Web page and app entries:

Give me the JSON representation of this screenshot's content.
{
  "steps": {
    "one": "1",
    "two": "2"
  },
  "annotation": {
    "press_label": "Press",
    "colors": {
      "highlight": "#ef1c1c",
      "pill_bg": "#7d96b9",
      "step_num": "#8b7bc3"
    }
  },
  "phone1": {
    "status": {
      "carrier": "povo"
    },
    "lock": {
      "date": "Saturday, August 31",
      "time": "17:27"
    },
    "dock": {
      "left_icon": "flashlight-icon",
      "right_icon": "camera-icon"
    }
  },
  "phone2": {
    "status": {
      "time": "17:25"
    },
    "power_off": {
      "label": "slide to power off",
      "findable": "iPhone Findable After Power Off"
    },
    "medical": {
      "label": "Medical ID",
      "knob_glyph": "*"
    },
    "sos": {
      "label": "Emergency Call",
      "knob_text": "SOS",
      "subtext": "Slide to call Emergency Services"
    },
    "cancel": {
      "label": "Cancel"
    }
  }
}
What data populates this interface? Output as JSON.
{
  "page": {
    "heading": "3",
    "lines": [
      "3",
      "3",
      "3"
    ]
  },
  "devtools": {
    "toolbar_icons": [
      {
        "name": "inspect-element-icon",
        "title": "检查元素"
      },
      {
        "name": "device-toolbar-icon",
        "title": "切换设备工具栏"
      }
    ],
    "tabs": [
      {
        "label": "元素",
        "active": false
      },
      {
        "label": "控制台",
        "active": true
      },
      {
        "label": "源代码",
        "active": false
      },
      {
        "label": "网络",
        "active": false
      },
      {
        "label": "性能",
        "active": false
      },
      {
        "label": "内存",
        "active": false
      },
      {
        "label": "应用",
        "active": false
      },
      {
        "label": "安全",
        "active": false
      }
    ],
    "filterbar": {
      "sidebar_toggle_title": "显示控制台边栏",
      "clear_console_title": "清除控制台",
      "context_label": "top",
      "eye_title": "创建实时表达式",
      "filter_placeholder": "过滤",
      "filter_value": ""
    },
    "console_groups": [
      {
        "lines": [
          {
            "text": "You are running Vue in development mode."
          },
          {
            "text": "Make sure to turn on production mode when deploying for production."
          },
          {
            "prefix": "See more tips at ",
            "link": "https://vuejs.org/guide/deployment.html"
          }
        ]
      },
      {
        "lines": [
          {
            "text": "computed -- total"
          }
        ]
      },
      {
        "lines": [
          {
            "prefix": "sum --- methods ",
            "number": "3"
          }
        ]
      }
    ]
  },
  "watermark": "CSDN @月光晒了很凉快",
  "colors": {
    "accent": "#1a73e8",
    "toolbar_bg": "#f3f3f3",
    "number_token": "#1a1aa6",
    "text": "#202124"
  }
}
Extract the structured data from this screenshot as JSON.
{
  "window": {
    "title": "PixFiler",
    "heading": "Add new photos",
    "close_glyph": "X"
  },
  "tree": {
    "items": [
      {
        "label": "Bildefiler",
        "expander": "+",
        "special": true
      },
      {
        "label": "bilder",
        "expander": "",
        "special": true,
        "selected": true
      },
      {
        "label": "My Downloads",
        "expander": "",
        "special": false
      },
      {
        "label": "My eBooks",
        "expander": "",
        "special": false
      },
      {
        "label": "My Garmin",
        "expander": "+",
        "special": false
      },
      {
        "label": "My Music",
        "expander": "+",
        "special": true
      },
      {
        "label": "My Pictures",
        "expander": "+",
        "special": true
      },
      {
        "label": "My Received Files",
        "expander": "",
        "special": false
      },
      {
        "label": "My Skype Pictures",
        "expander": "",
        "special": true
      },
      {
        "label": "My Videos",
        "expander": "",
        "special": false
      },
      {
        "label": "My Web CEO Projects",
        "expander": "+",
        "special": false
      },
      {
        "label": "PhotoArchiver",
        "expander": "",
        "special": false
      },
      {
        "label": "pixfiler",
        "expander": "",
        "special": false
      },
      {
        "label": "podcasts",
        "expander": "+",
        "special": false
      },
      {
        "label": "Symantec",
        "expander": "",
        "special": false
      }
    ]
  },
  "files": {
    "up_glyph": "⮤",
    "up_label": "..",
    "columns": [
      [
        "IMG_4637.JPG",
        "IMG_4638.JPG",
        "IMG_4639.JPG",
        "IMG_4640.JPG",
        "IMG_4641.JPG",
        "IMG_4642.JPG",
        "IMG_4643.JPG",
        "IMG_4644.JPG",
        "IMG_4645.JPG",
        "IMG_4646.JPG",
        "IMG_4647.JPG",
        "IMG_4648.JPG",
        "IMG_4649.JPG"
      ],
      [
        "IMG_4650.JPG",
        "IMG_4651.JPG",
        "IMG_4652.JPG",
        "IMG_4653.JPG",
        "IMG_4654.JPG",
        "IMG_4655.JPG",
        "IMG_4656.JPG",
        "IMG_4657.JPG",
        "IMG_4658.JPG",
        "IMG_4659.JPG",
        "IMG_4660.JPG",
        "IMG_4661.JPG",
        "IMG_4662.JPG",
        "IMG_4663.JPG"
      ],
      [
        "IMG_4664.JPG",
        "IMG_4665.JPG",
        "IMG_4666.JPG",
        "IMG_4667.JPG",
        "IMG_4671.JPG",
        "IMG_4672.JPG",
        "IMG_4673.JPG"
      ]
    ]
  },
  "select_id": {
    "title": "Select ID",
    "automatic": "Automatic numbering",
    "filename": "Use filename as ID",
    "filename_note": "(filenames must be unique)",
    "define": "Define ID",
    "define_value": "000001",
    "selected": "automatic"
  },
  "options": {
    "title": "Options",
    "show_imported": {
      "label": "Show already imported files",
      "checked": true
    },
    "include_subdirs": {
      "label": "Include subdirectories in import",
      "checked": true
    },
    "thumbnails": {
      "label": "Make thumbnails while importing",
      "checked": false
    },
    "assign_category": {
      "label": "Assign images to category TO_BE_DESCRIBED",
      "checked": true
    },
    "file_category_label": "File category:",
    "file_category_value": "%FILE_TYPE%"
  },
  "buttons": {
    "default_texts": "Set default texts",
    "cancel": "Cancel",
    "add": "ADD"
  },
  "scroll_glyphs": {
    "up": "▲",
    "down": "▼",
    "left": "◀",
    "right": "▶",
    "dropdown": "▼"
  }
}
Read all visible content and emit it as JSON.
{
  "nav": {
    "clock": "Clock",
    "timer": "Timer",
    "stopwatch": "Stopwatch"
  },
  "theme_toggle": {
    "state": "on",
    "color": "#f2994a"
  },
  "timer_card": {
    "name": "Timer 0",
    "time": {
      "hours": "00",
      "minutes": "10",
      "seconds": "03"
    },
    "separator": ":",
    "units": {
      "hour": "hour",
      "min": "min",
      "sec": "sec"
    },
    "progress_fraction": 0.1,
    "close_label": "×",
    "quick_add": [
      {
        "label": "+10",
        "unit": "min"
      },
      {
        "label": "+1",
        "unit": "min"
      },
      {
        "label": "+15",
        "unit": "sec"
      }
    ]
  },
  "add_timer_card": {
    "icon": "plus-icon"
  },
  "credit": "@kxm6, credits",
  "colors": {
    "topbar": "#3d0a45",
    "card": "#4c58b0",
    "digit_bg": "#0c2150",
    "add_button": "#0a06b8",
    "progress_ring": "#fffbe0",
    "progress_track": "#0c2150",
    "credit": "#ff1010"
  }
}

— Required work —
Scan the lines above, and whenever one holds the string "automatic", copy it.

— Task result —
    "automatic": "Automatic numbering",
    "selected": "automatic"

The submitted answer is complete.